Then I asked Lionel if he had done any studies. He was quite evidently not suited to the class room or lecture hall. ‘I asked too many questions’, he replied, and was obviously the enfant terrible who drove his lecturers to despair. In the cellar he is in his element, but he likes to live dangerously. ‘You have to dare to make mistakes; I love danger – that’s how you progress’.
And on Lionel’s recommendation, we finished our visit to Calce in the local village restaurant, le Presbytère. It was perfect for the occasion, with a simple menu du jour and friendly service. And the wine list was on a blackboard, with the wines from all the other growers of the village, a small band of friends, with Domaine Padié, Olivier Pithon, Thomas Teifert from Domaine de l’Horizon, Thomas Lubbe at Domaine Matassa, and the newest, Château la Forgue, several of whom first came to Calce to work at Domaine Gauby, and stayed, thus demonstrating the impact that one enlightened and talented wine grower can have on his village.
2010 les Calcinaires white, Côtes Catalanes :
A bright, light golden colour. Elegant nutty nose, with hints of white blossom and some citrus fruit. On the palate lovely texture with good fresh acidity. A salty, mineral note, a peachy hint of Muscat. Very complex and intriguing. Delicious.
2010 les Calcinaires red, Côtes du Roussillon Villages
A blend of Syrah, Mourvèdre and Carignan – no Grenache in the 2010. Deep colour. Quite ripe and rounded, with some spicy fruit on the nose. Quite closed peppery fruit on the palate. A youthful freshness.
2009 Vielles Vignes red, Côtes du Roussillon Villages
Deep young colour.
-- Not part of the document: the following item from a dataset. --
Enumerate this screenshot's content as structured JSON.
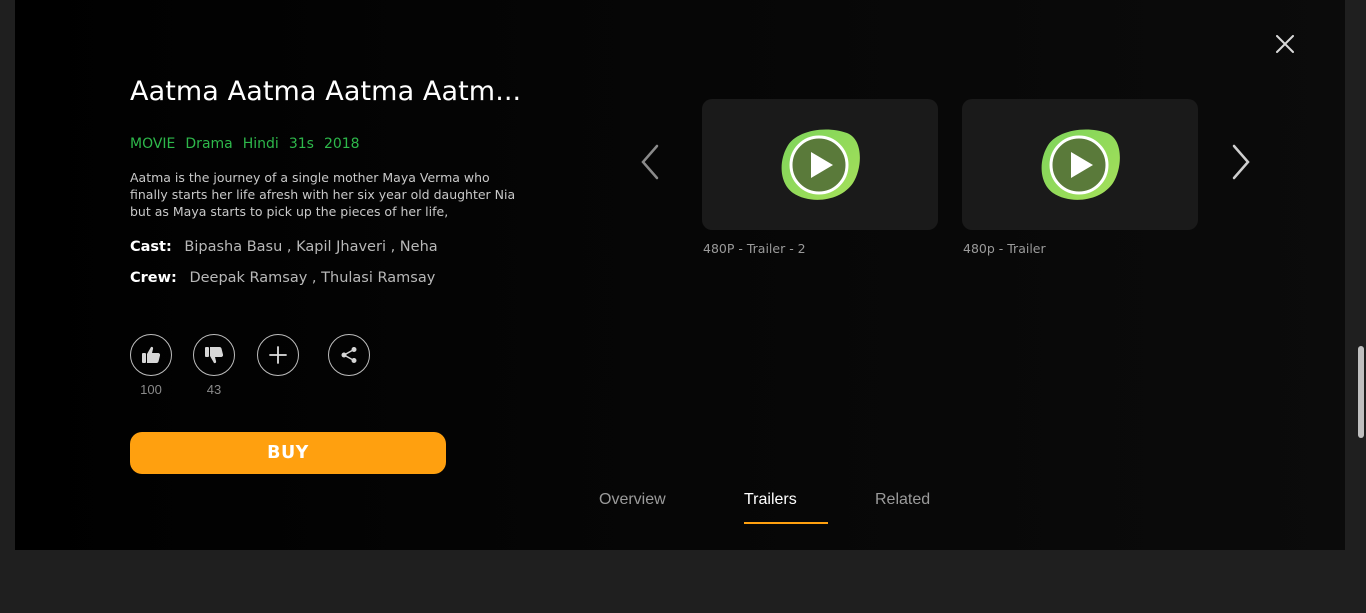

Quite a concentrated, ripe nose, and on the palate a wonderful explosion of fruit. Balancing tannins with spicy fruit. A long finish. A blend of Grenache Carignan, Syrah and a little Mourvèdre.
Very deep colour; quite a solid firm nose. Wonderful ripe spicy fruit on the palate. Very balanced, finely textured tannins, with some freshness. More depth and more intensity than the Vieilles Vignes while retaining its characteristic elegance.